A 250 strong security force comprising more than 90 police and 140 security guards will be deployed not, as you might be forgiven for thinking, to assist in the restoration of order somewhere in the South Pacific "arc of instability", but to exercise zero tolerance of the expected 30,000+ crowd at the Test.
SACA chief executive Mike Deare said the measures, which had been eight months in planning, were designed to increase patrons' enjoyment of the cricket...."Because of the huge attendance and the strong desire of the International Cricket Council and Cricket Australia, as well as my own board of management, to ensure that everybody has an enjoyable day, we have significantly increased security activities this season. Hopefully there will be no suppression of the crowd's enthusiasm. We are certainly not intending to do that . . . we're intending to do exactly the opposite by making sure those unpleasant incidents . . . don't occur."
Chief Inspector John Gerlach, the officer in charge of the operation, said police would have zero tolerance. "We would be urging people to have fun at the cricket but what is important is that people don't do things that interfere with the comfort and safety of other people at the event," he said.
Mr Deare confirmed the Barmy Army would not be permitted to bring a trumpet into the ground. Beach balls would also be banned. The Mexican wave would be permitted but patrons seen throwing items into the air would face eviction.
Other media are picking up on the killjoy tactics employed in Brisbane: for example Gideon Haigh's Eye on the Ashes and The Surfer blogs on Cricinfo , Greg Baum in The Age , and this from the Gold Coast Bulletin, reporting on the first four days of the Brisbane Test:
People were thrown out for a whole range of sins, including blowing their own trumpet, waving the Aussie flag, trying to start a Mexican wave and even, dare we say it, inciting an 'Aussie Aussie Aussie Oi Oi Oi' chant. A Gold Coast cricket fan was told by police to leave his seat because he was sneezing too much. True story. The last straw came when police ordered that an inflatable kangaroo, this country's national icon, be deflated or the owner would be turfed out. Ironically, the fella who somehow smuggled a blow-up doll into the stadium evaded the clutches of about six wallopers.

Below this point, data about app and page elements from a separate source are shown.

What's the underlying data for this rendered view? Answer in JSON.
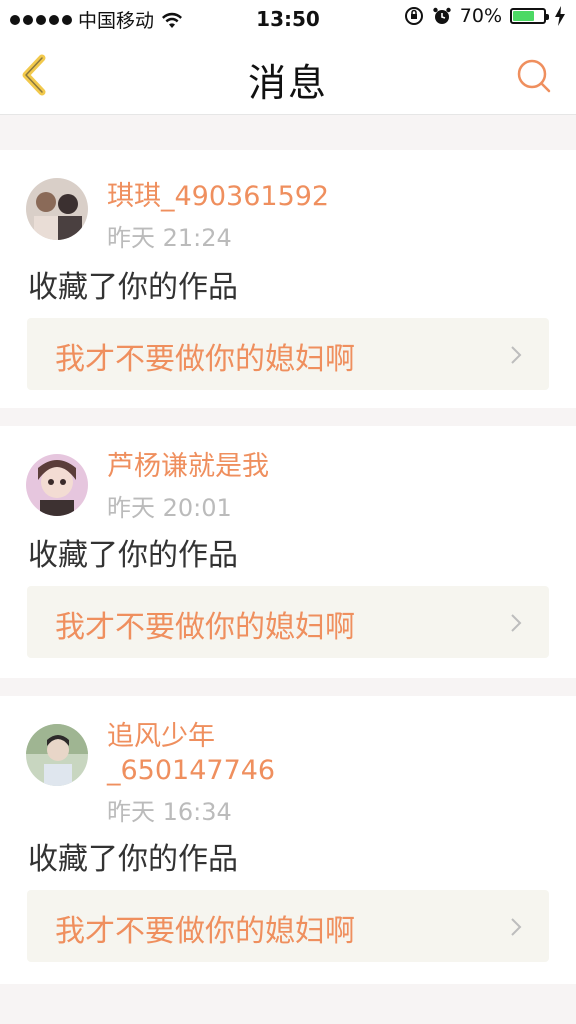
{
  "status_bar": {
    "carrier": "中国移动",
    "time": "13:50",
    "battery_percent": "70%",
    "battery_level": 0.7,
    "battery_color": "#4cd964"
  },
  "navbar": {
    "title": "消息",
    "back_icon": "chevron-left-icon",
    "search_icon": "search-icon",
    "accent_color": "#ef8f5e",
    "back_color": "#f2c94c"
  },
  "messages": [
    {
      "username": "琪琪_490361592",
      "time": "昨天 21:24",
      "action": "收藏了你的作品",
      "work_title": "我才不要做你的媳妇啊"
    },
    {
      "username": "芦杨谦就是我",
      "time": "昨天 20:01",
      "action": "收藏了你的作品",
      "work_title": "我才不要做你的媳妇啊"
    },
    {
      "username_line1": "追风少年",
      "username_line2": "_650147746",
      "time": "昨天 16:34",
      "action": "收藏了你的作品",
      "work_title": "我才不要做你的媳妇啊"
    }
  ]
}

The fun police have simply gone too far. They are getting the Barmy Army mixed up with the British soccer hooligans.The stiff suits in Brisbane have turned the Gabba into a prison for spectators while at Surfers Paradise, an hour's drive away, 18-year-old school leavers are partying in style, with few arrests.It's not often that the Poms have a legitimate beef but by separating the English spectators at the Gabba, Cricket Australia erred badly.The Barmy Army is one of the best-behaved groups of spectators in the world. They are an extremely well-organised group made up of mostly middle-class Poms who simply want to have a beer and a laugh, combining their love of cricket with an Aussie holiday. By splitting them, denying them the chance to sing en masse, the fun police took away a lot of the atmosphere which has become part and parcel of an Ashes series between the two countries.Update 30 November: Today's Australian has an editorial "Leave fun in cricket" which now compares SA unfavourably with more tolerant cricket administrations elsewhere:
Heavy handed fun police at Brisbane's Gabba who threw Barmy Army trumpeter Billy Cooper out of the ground on the first day of Australia's Test against England didn't do spectators any favours...Now the South Australian Cricket Association has also shown it shares the Gabba's killjoy colours by banning Mr Cooper's trumpet from the second Test...He will be allowed to rejoin the fun when the cricket circus moves on to Perth and Sydney.
South Australia struggles to compete for a larger share of the international tourism market, and it can't help to have us branded as a killjoy state. Queensland has many other attractions so will be able to deflect the criticism more readily ("killjoy one day, beautiful the next"), leaving South Australia with a tougher job to counter the negative reputation.
The Australian has just posted a story"Banned bugler ' culturally relevant'"where an Adelaide University professor of musicology has added his voice to the swelling chorus of criticism.